Author:
INFOhio Central
Subject:
Information, Media and Technological Literacy, Communication, Arts and Communication, English Language Arts, Writing, Writing for Literacy in History/Social Studies, Science, and Technical Subjects
Material Type:
Lesson, Module
Level:
High School
Grade:
9, 10, 11, 12
Provider:
INFOhio
Tags:
  • Information Literacy
  • Inquiry
  • Inquiry Skills
  • Research
  • Research Process
  • Research Skills
  • Research Topic
    Language:
    English
    Media Formats:
    Downloadable docs, Text/HTML, Video

    Practice Developing Research Questions

    Practice Developing Research Questions

    Overview

     Use the materials in this lesson to practice developing a research topic.

    Introduction

    Teacher Tip

    Be proactive and stop plagiarism problems before they start! Read Michelle Cleary's Phi Delta Kappen article, Top 10 Reasons Students Plagiarize and What Teachers Can Do About It.

    A topic is the starting point for your research. When you have chosen a broad topic, the next step is to create a research question about your topic. There will be more than one question you can use for every topic.
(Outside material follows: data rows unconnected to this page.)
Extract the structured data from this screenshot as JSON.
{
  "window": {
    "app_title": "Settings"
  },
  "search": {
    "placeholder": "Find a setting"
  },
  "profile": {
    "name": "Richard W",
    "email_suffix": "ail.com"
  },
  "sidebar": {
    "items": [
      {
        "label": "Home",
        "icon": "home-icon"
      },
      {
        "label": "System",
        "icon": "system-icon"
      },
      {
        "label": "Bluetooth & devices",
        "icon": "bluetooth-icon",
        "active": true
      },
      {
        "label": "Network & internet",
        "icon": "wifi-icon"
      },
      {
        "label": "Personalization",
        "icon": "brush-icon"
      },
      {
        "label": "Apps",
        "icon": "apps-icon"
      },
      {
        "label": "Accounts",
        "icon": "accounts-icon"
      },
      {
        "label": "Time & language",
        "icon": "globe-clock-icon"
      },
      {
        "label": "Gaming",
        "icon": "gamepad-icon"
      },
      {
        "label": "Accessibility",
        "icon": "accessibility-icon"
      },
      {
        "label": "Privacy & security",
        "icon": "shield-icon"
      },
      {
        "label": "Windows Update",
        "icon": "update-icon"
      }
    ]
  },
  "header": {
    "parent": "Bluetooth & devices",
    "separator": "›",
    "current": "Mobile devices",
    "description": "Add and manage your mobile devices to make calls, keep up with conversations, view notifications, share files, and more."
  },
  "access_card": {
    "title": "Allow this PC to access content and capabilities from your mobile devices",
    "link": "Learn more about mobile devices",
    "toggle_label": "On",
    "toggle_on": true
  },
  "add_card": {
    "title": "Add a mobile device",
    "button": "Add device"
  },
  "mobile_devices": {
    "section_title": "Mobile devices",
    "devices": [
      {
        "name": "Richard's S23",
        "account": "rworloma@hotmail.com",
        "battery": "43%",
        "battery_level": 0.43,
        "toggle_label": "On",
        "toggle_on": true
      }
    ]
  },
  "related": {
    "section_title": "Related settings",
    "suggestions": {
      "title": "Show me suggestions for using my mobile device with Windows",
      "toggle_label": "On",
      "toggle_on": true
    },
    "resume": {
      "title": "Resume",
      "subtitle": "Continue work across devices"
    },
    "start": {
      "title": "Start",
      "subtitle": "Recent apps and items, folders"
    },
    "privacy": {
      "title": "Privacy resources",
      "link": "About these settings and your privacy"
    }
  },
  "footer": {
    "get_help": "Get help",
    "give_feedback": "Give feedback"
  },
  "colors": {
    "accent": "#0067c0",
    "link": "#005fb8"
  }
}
Your question can be modified and even replaced as you learn more about the topic. The most workable research questions usually start with "Why," "How," "Which," "Should," or "What if."

    Practice Evaluating Research Questions

    Essential questions drive research and inquiry. See how quickly you can sort out essential questions from topics and simple questions.

     gameReview topics, simple questions, and research questions with this Questioning Game linked below. Drag and drop each card into the correct vortex: Topic, Simple Question, or Essential Question. See if you can post a personal best, or race your friends up the leaderboard. 

    Question Game

     

    Practice Brainstorming Questions to Guide Research

    Practice brainstorming questions to guide research using this sample article below. 

    read a webpage or articleRead the article How to Fix Social Media Before It's Too Late: An Early Investor on How Facebook Lost Its Way by Roger McNamee. Use the 3 Levels of Questions Word document or PDF linked below. Develop sample research questions based on your reading of the article. You can apply this questioning technique to future research projects or to find a solution to a problem. 

    Here are some sample questions based on the article to help you get started.

    • Question directly from the text:
      • How many people use Facebook every day?
    • Question implied in the text:
      • What role does "growth hacking" play in Facebook's advertising business?
    • Question that takes your research deeper:
      • How can monopoly regulations on social media companies reduce harmful behavior on social media?

       

      Practice Developing Research Questions

      When you have chosen a broad topic, the next step is to do a little research into the topic so you know you have enough to create a research question. Your question can be modified and even replaced as you learn more about the topic.

      The most workable research questions usually start with "Why?", "How?", "Which?", "Should?", or "What if?" 

      formPractice developing questions to guide research by filling in the blanks on the Developing Your Questions Word Document or PDF linked below. As you fill in the blanks, think about the new question as a research topic. 

      Need some help? Check out the examples below.

      1. Should schools monitor your social media accounts?

      2. Should the Supreme Court be expanded?

      3. How have efforts of reform impacted climate change?